The Gusev - Zajac - Maltsev was our best line in even strength. The trio were able to hold the ship down when needed, as they recorded the best CF%’s amongst Devils forwards not named Pavel Zacha, as they all were at least 50%.
Jack Hughes is still trending towards future stardom. His skills are legit and the extra muscle he put on has helped him tremendously this season. He’s an exciting player for the Devils looking forward.
Lastly, I did think the power play looked better today. There’s still some hesitancy to shoot and poor passing when trying to get it to the slot, but the results are starting to show as the players are getting more confident.

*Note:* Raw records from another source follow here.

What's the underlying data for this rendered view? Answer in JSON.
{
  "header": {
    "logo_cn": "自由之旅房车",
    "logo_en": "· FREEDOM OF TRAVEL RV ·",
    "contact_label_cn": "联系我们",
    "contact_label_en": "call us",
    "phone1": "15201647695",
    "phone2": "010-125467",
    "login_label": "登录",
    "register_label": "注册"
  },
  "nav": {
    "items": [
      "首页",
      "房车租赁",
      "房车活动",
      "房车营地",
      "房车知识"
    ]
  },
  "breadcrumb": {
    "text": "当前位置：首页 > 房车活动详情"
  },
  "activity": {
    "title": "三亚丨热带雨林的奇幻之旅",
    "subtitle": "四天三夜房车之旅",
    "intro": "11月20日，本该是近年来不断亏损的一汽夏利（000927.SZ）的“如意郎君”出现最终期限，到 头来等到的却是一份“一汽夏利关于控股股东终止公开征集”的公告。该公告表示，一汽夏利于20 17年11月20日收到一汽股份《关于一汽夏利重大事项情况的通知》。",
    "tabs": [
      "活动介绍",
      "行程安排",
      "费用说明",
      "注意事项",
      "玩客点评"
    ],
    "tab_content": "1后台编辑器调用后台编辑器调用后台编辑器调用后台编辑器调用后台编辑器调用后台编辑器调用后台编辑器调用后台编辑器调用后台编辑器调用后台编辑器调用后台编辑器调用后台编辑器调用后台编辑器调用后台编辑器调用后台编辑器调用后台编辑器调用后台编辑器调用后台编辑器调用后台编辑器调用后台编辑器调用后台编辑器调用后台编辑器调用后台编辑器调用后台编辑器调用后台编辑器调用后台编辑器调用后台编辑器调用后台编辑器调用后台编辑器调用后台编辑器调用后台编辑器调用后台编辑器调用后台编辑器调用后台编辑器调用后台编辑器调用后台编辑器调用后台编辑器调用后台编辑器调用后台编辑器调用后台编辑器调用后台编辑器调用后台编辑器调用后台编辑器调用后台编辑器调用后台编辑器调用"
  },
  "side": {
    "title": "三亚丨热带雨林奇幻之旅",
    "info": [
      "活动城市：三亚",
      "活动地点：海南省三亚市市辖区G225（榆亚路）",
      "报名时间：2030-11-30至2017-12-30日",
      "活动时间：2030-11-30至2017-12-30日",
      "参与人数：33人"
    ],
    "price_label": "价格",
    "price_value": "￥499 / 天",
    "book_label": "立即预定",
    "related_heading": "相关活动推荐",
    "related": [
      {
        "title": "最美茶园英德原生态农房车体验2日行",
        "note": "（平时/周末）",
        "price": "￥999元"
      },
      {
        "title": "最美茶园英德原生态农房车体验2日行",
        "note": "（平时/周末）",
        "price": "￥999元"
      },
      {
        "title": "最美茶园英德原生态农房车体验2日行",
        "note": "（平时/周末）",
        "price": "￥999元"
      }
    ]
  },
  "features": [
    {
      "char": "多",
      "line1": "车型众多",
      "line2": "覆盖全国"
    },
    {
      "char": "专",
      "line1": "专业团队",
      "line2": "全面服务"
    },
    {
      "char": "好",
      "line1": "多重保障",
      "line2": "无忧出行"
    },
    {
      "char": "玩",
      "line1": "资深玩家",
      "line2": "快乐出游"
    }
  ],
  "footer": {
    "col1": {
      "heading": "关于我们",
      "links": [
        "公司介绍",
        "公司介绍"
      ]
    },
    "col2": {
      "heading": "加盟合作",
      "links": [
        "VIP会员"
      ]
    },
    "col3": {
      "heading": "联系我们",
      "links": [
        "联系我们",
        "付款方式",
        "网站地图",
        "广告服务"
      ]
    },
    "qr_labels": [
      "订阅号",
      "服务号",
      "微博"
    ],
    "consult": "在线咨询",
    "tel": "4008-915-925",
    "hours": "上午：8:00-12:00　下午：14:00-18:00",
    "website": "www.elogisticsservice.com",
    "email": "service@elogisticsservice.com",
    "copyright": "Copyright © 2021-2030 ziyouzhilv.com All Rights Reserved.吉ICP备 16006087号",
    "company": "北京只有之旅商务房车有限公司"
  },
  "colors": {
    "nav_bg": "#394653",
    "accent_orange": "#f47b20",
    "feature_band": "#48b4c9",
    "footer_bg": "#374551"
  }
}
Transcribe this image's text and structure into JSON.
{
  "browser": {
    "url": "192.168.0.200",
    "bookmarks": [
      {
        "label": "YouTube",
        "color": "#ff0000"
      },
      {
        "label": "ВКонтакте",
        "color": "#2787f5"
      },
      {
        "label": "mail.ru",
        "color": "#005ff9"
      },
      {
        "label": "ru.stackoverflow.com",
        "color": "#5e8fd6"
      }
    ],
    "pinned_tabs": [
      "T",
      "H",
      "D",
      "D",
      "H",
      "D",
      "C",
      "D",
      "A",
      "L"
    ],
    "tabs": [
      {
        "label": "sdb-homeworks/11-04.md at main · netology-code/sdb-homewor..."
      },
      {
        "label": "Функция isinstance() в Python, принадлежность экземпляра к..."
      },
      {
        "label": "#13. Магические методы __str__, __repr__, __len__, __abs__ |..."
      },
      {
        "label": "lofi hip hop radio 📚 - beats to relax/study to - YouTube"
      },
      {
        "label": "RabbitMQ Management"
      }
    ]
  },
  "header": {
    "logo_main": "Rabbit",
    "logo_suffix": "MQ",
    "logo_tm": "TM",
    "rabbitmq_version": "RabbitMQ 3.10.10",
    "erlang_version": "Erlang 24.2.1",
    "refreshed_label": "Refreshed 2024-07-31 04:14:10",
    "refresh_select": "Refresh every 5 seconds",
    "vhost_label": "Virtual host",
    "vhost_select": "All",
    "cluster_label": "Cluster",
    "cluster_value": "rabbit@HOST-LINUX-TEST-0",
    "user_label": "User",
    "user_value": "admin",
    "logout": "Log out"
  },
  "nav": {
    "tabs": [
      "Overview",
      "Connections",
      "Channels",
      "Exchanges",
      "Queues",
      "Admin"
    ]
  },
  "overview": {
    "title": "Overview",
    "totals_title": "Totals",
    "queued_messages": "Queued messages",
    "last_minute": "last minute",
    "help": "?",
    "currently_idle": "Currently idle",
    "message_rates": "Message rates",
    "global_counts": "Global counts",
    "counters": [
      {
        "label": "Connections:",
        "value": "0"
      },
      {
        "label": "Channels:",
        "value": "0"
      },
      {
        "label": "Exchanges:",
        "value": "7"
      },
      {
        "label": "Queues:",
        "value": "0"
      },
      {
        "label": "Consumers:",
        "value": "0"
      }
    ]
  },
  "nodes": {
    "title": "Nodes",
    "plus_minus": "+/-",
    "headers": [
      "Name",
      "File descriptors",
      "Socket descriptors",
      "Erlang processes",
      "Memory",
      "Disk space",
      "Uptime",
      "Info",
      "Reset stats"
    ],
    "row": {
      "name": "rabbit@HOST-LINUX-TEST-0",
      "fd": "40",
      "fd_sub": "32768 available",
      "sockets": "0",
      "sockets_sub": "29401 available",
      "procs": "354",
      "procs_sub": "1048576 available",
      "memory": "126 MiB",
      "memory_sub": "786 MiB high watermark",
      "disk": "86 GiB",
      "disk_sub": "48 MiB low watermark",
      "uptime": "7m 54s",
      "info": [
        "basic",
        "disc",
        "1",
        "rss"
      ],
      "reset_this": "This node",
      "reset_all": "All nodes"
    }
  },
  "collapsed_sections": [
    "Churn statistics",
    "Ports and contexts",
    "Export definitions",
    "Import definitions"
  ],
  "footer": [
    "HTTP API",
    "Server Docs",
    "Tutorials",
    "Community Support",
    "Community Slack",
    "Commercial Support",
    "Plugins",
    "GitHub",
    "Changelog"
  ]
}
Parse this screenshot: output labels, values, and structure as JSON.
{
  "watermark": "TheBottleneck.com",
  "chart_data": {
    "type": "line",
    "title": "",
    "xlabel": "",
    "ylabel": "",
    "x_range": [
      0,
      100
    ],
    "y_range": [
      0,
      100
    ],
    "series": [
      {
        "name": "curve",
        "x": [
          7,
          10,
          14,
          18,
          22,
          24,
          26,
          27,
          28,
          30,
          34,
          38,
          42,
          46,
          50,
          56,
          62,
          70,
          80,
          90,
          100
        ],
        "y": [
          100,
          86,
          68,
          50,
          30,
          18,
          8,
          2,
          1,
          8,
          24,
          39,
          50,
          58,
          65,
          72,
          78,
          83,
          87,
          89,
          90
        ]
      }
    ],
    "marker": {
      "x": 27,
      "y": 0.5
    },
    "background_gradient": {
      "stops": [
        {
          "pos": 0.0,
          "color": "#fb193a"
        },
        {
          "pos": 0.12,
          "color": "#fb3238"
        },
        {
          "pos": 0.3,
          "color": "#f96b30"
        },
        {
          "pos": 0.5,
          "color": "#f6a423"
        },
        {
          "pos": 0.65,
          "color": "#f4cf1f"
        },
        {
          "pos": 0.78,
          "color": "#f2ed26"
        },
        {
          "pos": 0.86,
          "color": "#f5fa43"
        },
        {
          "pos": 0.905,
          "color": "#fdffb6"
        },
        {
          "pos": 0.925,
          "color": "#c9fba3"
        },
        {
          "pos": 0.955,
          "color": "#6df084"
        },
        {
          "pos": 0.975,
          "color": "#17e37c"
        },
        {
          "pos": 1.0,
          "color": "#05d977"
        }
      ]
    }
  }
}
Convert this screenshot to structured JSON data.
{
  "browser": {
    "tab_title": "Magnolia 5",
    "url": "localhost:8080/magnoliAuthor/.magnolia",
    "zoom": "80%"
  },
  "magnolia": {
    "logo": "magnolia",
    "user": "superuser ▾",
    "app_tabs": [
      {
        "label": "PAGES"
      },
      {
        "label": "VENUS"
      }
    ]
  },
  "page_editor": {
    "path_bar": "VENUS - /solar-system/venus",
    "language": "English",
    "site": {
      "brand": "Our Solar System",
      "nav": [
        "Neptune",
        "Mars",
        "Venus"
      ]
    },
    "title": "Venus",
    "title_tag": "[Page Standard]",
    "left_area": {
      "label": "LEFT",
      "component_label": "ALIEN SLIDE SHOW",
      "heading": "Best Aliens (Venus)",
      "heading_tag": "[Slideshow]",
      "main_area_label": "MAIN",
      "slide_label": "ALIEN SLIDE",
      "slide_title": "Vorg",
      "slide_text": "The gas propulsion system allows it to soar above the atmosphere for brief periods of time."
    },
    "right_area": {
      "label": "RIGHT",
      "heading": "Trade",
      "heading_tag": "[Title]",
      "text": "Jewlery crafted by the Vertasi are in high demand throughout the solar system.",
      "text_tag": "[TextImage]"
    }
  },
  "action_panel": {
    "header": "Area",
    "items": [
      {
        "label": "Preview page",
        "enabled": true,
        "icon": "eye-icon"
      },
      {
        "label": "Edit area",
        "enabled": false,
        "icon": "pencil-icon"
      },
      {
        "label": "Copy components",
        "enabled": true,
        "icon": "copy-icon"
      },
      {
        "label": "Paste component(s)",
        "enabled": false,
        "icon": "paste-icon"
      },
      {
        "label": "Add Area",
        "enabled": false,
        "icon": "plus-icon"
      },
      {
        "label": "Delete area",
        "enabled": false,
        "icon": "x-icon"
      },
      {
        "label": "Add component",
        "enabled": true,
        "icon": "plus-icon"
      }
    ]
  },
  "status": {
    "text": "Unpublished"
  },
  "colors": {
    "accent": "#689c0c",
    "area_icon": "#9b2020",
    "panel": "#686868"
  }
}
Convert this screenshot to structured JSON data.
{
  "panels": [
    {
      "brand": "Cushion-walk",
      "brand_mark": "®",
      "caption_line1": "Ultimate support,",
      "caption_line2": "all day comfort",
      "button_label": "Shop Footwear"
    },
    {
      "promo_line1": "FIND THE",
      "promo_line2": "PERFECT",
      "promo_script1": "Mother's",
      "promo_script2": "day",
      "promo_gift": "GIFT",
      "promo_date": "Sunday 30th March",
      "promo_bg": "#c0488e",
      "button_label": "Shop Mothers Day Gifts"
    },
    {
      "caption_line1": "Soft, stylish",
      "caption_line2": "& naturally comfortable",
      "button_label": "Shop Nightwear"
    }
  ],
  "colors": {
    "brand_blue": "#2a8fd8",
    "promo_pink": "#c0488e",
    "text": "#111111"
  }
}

Obviously, the penalty kill is a massive problem that needs fixing immediately. As mentioned in my blurb in the beginning, we entered the game killing only 63.2 percent of penalties. We ended the day even worse, at 59.5%. For reference, the average penalty kill for any NHL team not named the Devils is around 80%.
What is the cause of this problem? Likely a couple of factors, but one definite problem is the Devils inability to win faceoffs in crucial moments. Whenever the Capitals had a power play, it was almost expected that they would win the puck back to their blueline, thus setting up the play they were looking for. Then, even if Dell were to save a shot and ice the puck, the Capitals would proceed to just win the puck again and start yet another cycle. Furthermore, the inability to recognize which passing lanes to clog, as well as what seems to be reluctance to engage with Capital players looking for easy tips, has definitively hurt the Devils consistently throughout the season. Nasreddine needs to make changes.
While not necessarily bad, this was likely the most invisible the Wood-McLeod-Bastian line has and will look all season. Tom Wilson, Zdeno Chara and other physical Capital players used their physicality to match the trio whenever possible, which negated the trio’s presence more than other teams would likely to be able to. Look for this to be more of a one-off game.
Lastly, Kuznetsov, Sheary and Vrana had their way with the Devils whenever they wanted to. While they weren’t the goal scorers, they were the ones pinning the Devils in their zone and tiring defenders. All three ended with CF%s over 75% and outworked the Devils across the boards.
While I’m pessimistic about the penalty kill and have some fear that teams are beginning to solve the Devils offense, it’s impossible to ignore that on five-on-five the Devils held their own against an excellent Capitals squad. Changes do need to be made, but the Devils now have two games to figure out a plan against less talented Sabres squad on Tuesday.
What were your thoughts on the game? Who did you think played well? Who struggled? What do the Devils need to change? Let me know in the comments below and have a good night.